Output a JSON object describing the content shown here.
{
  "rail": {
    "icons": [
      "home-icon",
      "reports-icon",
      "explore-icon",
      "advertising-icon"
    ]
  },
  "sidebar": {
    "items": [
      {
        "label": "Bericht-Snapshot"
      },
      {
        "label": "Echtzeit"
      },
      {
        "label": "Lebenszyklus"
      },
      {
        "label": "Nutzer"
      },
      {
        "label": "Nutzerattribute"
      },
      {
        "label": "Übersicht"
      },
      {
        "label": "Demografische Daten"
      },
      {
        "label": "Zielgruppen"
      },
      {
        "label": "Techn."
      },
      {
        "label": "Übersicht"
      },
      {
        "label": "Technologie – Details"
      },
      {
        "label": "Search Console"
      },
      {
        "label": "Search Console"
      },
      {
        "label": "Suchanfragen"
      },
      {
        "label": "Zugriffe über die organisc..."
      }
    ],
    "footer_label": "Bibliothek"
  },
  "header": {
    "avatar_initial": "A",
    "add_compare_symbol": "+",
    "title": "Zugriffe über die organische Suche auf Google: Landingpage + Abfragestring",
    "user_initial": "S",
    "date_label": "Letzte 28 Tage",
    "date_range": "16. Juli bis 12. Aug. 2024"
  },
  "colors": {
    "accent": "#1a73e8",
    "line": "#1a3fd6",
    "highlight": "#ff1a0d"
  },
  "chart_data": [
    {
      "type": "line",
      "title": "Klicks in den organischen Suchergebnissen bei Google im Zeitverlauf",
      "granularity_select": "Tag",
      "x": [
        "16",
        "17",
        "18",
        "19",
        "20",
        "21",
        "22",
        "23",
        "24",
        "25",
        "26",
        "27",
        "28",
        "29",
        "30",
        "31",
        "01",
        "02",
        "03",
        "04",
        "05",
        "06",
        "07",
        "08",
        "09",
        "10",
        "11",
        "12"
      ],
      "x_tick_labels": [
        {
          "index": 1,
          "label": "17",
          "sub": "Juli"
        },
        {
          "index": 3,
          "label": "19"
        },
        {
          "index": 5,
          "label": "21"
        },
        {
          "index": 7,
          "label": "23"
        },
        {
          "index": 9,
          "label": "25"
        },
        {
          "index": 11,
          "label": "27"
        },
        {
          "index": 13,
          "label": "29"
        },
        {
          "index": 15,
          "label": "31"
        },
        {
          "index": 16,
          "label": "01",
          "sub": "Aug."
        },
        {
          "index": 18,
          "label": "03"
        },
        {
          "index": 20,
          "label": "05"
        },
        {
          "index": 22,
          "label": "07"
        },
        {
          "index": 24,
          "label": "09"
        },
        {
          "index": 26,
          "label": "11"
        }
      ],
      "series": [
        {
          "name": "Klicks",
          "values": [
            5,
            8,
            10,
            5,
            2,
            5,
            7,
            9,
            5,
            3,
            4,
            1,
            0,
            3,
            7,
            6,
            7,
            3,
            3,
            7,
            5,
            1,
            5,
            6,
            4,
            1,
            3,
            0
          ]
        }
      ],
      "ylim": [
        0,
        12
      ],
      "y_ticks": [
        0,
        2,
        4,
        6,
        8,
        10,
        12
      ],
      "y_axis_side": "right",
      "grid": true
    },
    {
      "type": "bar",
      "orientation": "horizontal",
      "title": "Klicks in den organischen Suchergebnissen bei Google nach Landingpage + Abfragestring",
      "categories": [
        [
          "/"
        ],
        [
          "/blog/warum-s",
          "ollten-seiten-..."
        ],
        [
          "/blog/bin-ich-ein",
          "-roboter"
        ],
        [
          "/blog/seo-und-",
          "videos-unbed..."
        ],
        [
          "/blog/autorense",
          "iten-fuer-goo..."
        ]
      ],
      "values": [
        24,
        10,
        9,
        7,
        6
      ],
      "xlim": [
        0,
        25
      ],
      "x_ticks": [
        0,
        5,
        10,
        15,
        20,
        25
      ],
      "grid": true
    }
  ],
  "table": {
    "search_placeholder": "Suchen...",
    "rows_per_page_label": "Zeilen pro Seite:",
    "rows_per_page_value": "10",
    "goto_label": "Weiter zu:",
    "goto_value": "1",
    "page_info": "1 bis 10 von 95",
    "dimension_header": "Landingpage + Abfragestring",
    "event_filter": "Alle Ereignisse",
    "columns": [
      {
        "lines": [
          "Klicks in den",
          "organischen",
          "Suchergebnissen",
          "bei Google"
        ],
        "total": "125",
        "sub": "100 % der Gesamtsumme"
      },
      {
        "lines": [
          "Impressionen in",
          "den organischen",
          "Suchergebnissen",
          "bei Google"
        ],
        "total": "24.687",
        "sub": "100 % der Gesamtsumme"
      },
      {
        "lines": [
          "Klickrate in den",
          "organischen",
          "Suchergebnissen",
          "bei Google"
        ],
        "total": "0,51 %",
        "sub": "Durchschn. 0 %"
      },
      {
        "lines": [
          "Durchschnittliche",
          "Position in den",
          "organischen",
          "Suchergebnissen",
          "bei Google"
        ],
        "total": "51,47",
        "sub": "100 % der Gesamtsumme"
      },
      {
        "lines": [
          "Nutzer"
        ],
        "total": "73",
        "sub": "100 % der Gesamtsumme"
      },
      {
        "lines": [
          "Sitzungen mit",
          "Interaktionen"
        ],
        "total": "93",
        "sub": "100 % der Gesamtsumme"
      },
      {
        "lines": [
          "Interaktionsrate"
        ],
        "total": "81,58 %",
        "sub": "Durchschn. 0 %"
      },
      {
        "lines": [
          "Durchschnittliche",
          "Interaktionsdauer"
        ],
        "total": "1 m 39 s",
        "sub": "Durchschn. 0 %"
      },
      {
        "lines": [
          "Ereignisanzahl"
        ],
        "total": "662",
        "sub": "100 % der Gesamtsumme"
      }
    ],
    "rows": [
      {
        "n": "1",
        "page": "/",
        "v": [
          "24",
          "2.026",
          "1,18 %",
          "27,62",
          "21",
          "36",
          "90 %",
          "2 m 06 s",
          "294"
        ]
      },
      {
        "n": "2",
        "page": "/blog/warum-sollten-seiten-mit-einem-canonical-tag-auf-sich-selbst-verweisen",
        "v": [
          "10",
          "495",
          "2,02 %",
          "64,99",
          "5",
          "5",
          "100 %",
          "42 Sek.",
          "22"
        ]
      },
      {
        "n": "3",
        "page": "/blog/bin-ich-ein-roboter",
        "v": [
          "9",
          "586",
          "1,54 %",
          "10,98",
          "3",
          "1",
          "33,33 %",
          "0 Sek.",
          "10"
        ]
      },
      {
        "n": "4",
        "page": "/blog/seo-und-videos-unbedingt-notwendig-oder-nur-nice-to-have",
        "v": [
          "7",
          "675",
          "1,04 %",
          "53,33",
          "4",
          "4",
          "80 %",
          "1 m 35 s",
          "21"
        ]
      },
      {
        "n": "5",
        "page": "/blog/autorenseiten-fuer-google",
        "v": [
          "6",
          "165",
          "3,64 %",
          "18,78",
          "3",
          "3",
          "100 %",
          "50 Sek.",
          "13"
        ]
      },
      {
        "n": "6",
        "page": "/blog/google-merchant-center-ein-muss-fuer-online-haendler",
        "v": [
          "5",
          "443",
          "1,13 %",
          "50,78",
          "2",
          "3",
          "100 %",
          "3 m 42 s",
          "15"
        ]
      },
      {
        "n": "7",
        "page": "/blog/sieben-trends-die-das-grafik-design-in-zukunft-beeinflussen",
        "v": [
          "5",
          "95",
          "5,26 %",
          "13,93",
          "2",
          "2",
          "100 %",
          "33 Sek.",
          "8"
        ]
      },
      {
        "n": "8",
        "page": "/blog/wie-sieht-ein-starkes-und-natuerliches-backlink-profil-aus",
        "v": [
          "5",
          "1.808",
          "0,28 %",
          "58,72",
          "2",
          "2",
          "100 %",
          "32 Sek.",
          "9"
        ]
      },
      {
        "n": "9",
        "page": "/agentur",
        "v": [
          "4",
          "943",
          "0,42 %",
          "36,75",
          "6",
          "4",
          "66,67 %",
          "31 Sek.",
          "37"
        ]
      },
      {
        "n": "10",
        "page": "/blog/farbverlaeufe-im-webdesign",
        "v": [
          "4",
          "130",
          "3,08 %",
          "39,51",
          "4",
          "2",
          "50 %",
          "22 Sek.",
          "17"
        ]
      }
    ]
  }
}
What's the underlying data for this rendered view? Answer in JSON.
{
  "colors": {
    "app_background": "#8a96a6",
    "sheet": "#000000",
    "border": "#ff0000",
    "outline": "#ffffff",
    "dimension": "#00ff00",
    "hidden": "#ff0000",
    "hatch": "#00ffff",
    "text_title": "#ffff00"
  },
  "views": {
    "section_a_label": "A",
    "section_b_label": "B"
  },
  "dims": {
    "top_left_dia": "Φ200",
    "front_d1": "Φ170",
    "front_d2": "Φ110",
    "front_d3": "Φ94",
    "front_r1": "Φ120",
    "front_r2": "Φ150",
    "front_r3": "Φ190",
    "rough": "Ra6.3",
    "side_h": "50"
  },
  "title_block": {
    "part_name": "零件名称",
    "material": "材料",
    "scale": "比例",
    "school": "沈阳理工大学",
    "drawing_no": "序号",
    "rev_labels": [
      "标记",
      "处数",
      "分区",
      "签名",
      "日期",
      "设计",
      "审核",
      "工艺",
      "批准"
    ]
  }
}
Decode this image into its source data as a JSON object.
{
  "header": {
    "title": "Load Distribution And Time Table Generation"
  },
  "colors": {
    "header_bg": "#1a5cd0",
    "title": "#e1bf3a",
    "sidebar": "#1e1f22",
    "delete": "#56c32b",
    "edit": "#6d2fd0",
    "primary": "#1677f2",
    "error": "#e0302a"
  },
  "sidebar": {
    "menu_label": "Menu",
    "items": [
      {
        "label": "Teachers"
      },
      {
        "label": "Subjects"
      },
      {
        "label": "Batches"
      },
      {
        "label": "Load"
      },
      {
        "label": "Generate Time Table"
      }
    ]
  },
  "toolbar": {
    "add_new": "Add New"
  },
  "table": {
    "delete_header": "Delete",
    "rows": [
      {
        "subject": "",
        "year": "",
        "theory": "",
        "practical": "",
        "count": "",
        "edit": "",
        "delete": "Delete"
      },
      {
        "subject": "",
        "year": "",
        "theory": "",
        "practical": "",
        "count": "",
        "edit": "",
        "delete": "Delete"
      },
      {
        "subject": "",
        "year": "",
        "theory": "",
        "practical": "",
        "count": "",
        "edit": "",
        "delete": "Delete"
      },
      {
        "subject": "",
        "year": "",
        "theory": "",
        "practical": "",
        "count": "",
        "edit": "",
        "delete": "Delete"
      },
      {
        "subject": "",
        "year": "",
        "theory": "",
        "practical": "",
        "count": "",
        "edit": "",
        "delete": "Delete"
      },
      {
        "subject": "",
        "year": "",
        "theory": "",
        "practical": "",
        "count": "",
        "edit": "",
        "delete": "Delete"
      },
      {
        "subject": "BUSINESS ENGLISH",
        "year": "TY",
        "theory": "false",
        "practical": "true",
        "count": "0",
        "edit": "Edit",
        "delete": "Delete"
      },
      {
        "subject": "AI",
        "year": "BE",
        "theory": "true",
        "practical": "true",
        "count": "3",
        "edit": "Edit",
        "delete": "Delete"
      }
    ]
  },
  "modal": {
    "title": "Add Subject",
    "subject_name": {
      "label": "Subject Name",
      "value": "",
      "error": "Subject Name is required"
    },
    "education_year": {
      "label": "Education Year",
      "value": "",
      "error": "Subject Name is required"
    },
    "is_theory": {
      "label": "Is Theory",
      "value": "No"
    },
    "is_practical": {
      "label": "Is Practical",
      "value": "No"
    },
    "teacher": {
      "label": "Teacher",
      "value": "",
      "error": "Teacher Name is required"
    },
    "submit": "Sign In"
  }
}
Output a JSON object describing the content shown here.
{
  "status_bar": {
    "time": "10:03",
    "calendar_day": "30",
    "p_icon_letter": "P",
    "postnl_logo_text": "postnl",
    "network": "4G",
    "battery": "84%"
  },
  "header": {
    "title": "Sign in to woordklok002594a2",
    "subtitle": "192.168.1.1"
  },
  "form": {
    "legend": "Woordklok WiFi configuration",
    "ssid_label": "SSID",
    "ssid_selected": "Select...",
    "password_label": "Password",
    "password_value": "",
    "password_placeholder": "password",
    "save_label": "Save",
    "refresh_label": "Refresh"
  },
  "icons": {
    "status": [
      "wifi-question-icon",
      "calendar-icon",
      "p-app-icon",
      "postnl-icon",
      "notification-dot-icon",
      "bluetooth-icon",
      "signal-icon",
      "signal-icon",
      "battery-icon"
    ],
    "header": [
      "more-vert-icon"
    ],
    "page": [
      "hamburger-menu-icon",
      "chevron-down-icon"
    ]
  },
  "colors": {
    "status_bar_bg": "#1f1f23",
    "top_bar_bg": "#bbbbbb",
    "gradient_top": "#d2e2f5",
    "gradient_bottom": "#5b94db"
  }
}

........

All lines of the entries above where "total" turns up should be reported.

Solution to the problem:
        "total": "125",
        "total": "24.687",
        "total": "0,51 %",
        "total": "51,47",
        "total": "73",
        "total": "93",
        "total": "81,58 %",
        "total": "1 m 39 s",
        "total": "662",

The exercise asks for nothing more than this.